(TASK TO CARRY OUT): The answer must be every record below, reproduced exactly.

........

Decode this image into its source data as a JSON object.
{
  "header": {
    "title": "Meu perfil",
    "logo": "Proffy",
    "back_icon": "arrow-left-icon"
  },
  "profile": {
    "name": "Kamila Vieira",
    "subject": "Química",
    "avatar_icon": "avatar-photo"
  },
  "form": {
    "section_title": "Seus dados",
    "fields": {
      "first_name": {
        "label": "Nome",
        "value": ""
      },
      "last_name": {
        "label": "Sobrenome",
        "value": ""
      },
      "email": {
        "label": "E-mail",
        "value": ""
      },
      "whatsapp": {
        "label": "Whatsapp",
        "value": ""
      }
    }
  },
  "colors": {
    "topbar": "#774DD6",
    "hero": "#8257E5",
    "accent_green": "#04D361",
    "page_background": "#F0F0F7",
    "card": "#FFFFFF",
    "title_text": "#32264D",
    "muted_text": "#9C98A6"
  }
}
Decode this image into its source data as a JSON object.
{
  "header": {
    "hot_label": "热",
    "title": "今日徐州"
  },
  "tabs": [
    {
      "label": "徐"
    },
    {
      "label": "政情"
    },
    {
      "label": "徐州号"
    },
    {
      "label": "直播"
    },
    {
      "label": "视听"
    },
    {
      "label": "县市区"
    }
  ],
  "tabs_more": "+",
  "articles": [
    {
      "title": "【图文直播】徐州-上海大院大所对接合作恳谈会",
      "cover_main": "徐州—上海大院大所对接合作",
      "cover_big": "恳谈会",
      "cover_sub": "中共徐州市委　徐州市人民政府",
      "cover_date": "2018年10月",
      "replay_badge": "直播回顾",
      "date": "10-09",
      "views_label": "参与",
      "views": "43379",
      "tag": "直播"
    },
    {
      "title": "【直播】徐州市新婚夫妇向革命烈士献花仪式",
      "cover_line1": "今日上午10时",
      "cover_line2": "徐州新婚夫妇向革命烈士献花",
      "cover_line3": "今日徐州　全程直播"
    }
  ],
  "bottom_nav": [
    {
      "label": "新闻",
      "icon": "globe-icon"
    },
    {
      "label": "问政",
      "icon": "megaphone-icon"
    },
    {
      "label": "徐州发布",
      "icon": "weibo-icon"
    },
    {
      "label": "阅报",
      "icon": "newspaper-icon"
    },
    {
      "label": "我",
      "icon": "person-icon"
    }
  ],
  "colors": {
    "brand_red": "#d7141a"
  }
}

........

(RESPONSE TO THE TASK):
Decode this image into its source data as a JSON object.
{
  "header": {
    "title": "Meu perfil",
    "logo": "Proffy",
    "back_icon": "arrow-left-icon"
  },
  "profile": {
    "name": "Kamila Vieira",
    "subject": "Química",
    "avatar_icon": "avatar-photo"
  },
  "form": {
    "section_title": "Seus dados",
    "fields": {
      "first_name": {
        "label": "Nome",
        "value": ""
      },
      "last_name": {
        "label": "Sobrenome",
        "value": ""
      },
      "email": {
        "label": "E-mail",
        "value": ""
      },
      "whatsapp": {
        "label": "Whatsapp",
        "value": ""
      }
    }
  },
  "colors": {
    "topbar": "#774DD6",
    "hero": "#8257E5",
    "accent_green": "#04D361",
    "page_background": "#F0F0F7",
    "card": "#FFFFFF",
    "title_text": "#32264D",
    "muted_text": "#9C98A6"
  }
}
Decode this image into its source data as a JSON object.
{
  "header": {
    "hot_label": "热",
    "title": "今日徐州"
  },
  "tabs": [
    {
      "label": "徐"
    },
    {
      "label": "政情"
    },
    {
      "label": "徐州号"
    },
    {
      "label": "直播"
    },
    {
      "label": "视听"
    },
    {
      "label": "县市区"
    }
  ],
  "tabs_more": "+",
  "articles": [
    {
      "title": "【图文直播】徐州-上海大院大所对接合作恳谈会",
      "cover_main": "徐州—上海大院大所对接合作",
      "cover_big": "恳谈会",
      "cover_sub": "中共徐州市委　徐州市人民政府",
      "cover_date": "2018年10月",
      "replay_badge": "直播回顾",
      "date": "10-09",
      "views_label": "参与",
      "views": "43379",
      "tag": "直播"
    },
    {
      "title": "【直播】徐州市新婚夫妇向革命烈士献花仪式",
      "cover_line1": "今日上午10时",
      "cover_line2": "徐州新婚夫妇向革命烈士献花",
      "cover_line3": "今日徐州　全程直播"
    }
  ],
  "bottom_nav": [
    {
      "label": "新闻",
      "icon": "globe-icon"
    },
    {
      "label": "问政",
      "icon": "megaphone-icon"
    },
    {
      "label": "徐州发布",
      "icon": "weibo-icon"
    },
    {
      "label": "阅报",
      "icon": "newspaper-icon"
    },
    {
      "label": "我",
      "icon": "person-icon"
    }
  ],
  "colors": {
    "brand_red": "#d7141a"
  }
}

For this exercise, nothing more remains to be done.